_WHAT YOU ARE ASKED TO DO_: Copy the entries out again in full.

(Web page and app entries)

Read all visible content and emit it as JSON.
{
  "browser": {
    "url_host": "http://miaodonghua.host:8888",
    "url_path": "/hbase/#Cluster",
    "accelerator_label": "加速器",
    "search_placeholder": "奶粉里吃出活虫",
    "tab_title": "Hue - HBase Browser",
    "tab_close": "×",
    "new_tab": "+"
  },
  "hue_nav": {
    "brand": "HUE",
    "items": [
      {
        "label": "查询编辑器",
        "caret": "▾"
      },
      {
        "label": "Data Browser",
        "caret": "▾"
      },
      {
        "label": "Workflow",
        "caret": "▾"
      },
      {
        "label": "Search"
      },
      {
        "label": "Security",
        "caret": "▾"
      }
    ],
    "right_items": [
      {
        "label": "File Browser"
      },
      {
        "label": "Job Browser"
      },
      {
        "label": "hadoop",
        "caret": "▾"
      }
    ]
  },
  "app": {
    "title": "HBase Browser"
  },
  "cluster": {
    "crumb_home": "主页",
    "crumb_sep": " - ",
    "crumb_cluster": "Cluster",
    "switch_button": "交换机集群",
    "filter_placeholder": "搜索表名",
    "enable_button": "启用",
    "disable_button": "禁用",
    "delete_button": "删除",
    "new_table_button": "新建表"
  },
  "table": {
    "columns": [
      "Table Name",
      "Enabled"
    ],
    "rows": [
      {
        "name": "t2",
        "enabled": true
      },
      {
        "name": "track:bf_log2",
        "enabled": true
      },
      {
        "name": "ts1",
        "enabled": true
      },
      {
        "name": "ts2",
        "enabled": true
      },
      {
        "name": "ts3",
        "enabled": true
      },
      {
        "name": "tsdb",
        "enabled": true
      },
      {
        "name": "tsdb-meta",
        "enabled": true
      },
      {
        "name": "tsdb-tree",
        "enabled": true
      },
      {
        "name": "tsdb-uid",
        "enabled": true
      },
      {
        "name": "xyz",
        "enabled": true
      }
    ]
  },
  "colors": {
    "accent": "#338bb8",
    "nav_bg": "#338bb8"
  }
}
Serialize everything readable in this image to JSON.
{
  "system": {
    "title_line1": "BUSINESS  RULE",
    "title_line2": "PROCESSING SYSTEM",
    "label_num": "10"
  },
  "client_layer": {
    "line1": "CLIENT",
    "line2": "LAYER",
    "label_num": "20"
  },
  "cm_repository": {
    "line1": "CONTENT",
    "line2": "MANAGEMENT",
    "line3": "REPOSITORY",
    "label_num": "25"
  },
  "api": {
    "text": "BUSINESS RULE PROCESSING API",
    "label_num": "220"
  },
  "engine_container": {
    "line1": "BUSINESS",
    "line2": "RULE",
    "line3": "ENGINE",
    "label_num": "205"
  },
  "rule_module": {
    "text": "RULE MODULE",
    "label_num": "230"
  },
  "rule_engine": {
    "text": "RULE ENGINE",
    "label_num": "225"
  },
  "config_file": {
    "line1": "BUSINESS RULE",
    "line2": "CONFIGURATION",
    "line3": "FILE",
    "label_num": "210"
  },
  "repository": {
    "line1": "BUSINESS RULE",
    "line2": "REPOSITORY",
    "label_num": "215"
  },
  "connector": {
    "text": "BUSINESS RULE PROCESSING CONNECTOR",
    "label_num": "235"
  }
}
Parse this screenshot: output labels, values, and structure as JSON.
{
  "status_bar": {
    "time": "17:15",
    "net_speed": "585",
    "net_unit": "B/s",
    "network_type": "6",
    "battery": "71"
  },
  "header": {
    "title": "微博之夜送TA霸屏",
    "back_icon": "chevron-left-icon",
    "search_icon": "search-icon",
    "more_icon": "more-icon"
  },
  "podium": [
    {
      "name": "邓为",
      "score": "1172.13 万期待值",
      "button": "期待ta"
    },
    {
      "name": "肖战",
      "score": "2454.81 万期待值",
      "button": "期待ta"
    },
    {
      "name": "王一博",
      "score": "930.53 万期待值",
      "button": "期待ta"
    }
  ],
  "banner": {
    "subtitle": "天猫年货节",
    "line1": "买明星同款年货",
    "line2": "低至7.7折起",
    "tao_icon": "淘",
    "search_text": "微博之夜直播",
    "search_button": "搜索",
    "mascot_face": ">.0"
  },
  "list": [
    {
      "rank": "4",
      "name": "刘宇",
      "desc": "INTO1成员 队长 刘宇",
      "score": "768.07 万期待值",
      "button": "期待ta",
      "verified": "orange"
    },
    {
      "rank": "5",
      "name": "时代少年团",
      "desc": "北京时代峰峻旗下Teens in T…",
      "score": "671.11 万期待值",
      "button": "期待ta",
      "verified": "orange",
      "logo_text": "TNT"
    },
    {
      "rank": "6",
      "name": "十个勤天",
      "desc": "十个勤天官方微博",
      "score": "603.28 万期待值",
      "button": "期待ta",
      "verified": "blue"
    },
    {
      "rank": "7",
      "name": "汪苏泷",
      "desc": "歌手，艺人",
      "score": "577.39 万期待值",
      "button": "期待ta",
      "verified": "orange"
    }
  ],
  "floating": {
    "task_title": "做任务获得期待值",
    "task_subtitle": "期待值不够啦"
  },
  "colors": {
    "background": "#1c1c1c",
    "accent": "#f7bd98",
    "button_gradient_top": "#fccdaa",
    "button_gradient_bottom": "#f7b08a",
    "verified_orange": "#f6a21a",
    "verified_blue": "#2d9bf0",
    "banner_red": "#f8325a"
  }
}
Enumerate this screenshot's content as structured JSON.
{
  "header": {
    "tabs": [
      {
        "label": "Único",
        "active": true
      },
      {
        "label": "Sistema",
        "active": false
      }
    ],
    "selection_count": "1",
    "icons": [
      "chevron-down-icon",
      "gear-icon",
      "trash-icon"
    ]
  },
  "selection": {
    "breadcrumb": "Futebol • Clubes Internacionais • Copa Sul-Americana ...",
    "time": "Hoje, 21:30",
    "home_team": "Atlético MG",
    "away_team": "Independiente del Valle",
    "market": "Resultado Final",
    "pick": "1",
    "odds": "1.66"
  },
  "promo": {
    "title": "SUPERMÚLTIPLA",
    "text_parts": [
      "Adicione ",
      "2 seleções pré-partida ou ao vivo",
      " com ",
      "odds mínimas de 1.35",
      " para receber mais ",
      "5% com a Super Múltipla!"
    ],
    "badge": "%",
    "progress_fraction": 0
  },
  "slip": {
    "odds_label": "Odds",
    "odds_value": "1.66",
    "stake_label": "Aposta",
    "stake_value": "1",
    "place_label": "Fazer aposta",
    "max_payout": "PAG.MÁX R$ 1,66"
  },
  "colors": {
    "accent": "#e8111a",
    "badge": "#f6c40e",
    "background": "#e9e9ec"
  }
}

_RESPONSE TO THIS TASK_:
Read all visible content and emit it as JSON.
{
  "browser": {
    "url_host": "http://miaodonghua.host:8888",
    "url_path": "/hbase/#Cluster",
    "accelerator_label": "加速器",
    "search_placeholder": "奶粉里吃出活虫",
    "tab_title": "Hue - HBase Browser",
    "tab_close": "×",
    "new_tab": "+"
  },
  "hue_nav": {
    "brand": "HUE",
    "items": [
      {
        "label": "查询编辑器",
        "caret": "▾"
      },
      {
        "label": "Data Browser",
        "caret": "▾"
      },
      {
        "label": "Workflow",
        "caret": "▾"
      },
      {
        "label": "Search"
      },
      {
        "label": "Security",
        "caret": "▾"
      }
    ],
    "right_items": [
      {
        "label": "File Browser"
      },
      {
        "label": "Job Browser"
      },
      {
        "label": "hadoop",
        "caret": "▾"
      }
    ]
  },
  "app": {
    "title": "HBase Browser"
  },
  "cluster": {
    "crumb_home": "主页",
    "crumb_sep": " - ",
    "crumb_cluster": "Cluster",
    "switch_button": "交换机集群",
    "filter_placeholder": "搜索表名",
    "enable_button": "启用",
    "disable_button": "禁用",
    "delete_button": "删除",
    "new_table_button": "新建表"
  },
  "table": {
    "columns": [
      "Table Name",
      "Enabled"
    ],
    "rows": [
      {
        "name": "t2",
        "enabled": true
      },
      {
        "name": "track:bf_log2",
        "enabled": true
      },
      {
        "name": "ts1",
        "enabled": true
      },
      {
        "name": "ts2",
        "enabled": true
      },
      {
        "name": "ts3",
        "enabled": true
      },
      {
        "name": "tsdb",
        "enabled": true
      },
      {
        "name": "tsdb-meta",
        "enabled": true
      },
      {
        "name": "tsdb-tree",
        "enabled": true
      },
      {
        "name": "tsdb-uid",
        "enabled": true
      },
      {
        "name": "xyz",
        "enabled": true
      }
    ]
  },
  "colors": {
    "accent": "#338bb8",
    "nav_bg": "#338bb8"
  }
}
Serialize everything readable in this image to JSON.
{
  "system": {
    "title_line1": "BUSINESS  RULE",
    "title_line2": "PROCESSING SYSTEM",
    "label_num": "10"
  },
  "client_layer": {
    "line1": "CLIENT",
    "line2": "LAYER",
    "label_num": "20"
  },
  "cm_repository": {
    "line1": "CONTENT",
    "line2": "MANAGEMENT",
    "line3": "REPOSITORY",
    "label_num": "25"
  },
  "api": {
    "text": "BUSINESS RULE PROCESSING API",
    "label_num": "220"
  },
  "engine_container": {
    "line1": "BUSINESS",
    "line2": "RULE",
    "line3": "ENGINE",
    "label_num": "205"
  },
  "rule_module": {
    "text": "RULE MODULE",
    "label_num": "230"
  },
  "rule_engine": {
    "text": "RULE ENGINE",
    "label_num": "225"
  },
  "config_file": {
    "line1": "BUSINESS RULE",
    "line2": "CONFIGURATION",
    "line3": "FILE",
    "label_num": "210"
  },
  "repository": {
    "line1": "BUSINESS RULE",
    "line2": "REPOSITORY",
    "label_num": "215"
  },
  "connector": {
    "text": "BUSINESS RULE PROCESSING CONNECTOR",
    "label_num": "235"
  }
}
Parse this screenshot: output labels, values, and structure as JSON.
{
  "status_bar": {
    "time": "17:15",
    "net_speed": "585",
    "net_unit": "B/s",
    "network_type": "6",
    "battery": "71"
  },
  "header": {
    "title": "微博之夜送TA霸屏",
    "back_icon": "chevron-left-icon",
    "search_icon": "search-icon",
    "more_icon": "more-icon"
  },
  "podium": [
    {
      "name": "邓为",
      "score": "1172.13 万期待值",
      "button": "期待ta"
    },
    {
      "name": "肖战",
      "score": "2454.81 万期待值",
      "button": "期待ta"
    },
    {
      "name": "王一博",
      "score": "930.53 万期待值",
      "button": "期待ta"
    }
  ],
  "banner": {
    "subtitle": "天猫年货节",
    "line1": "买明星同款年货",
    "line2": "低至7.7折起",
    "tao_icon": "淘",
    "search_text": "微博之夜直播",
    "search_button": "搜索",
    "mascot_face": ">.0"
  },
  "list": [
    {
      "rank": "4",
      "name": "刘宇",
      "desc": "INTO1成员 队长 刘宇",
      "score": "768.07 万期待值",
      "button": "期待ta",
      "verified": "orange"
    },
    {
      "rank": "5",
      "name": "时代少年团",
      "desc": "北京时代峰峻旗下Teens in T…",
      "score": "671.11 万期待值",
      "button": "期待ta",
      "verified": "orange",
      "logo_text": "TNT"
    },
    {
      "rank": "6",
      "name": "十个勤天",
      "desc": "十个勤天官方微博",
      "score": "603.28 万期待值",
      "button": "期待ta",
      "verified": "blue"
    },
    {
      "rank": "7",
      "name": "汪苏泷",
      "desc": "歌手，艺人",
      "score": "577.39 万期待值",
      "button": "期待ta",
      "verified": "orange"
    }
  ],
  "floating": {
    "task_title": "做任务获得期待值",
    "task_subtitle": "期待值不够啦"
  },
  "colors": {
    "background": "#1c1c1c",
    "accent": "#f7bd98",
    "button_gradient_top": "#fccdaa",
    "button_gradient_bottom": "#f7b08a",
    "verified_orange": "#f6a21a",
    "verified_blue": "#2d9bf0",
    "banner_red": "#f8325a"
  }
}
Enumerate this screenshot's content as structured JSON.
{
  "header": {
    "tabs": [
      {
        "label": "Único",
        "active": true
      },
      {
        "label": "Sistema",
        "active": false
      }
    ],
    "selection_count": "1",
    "icons": [
      "chevron-down-icon",
      "gear-icon",
      "trash-icon"
    ]
  },
  "selection": {
    "breadcrumb": "Futebol • Clubes Internacionais • Copa Sul-Americana ...",
    "time": "Hoje, 21:30",
    "home_team": "Atlético MG",
    "away_team": "Independiente del Valle",
    "market": "Resultado Final",
    "pick": "1",
    "odds": "1.66"
  },
  "promo": {
    "title": "SUPERMÚLTIPLA",
    "text_parts": [
      "Adicione ",
      "2 seleções pré-partida ou ao vivo",
      " com ",
      "odds mínimas de 1.35",
      " para receber mais ",
      "5% com a Super Múltipla!"
    ],
    "badge": "%",
    "progress_fraction": 0
  },
  "slip": {
    "odds_label": "Odds",
    "odds_value": "1.66",
    "stake_label": "Aposta",
    "stake_value": "1",
    "place_label": "Fazer aposta",
    "max_payout": "PAG.MÁX R$ 1,66"
  },
  "colors": {
    "accent": "#e8111a",
    "badge": "#f6c40e",
    "background": "#e9e9ec"
  }
}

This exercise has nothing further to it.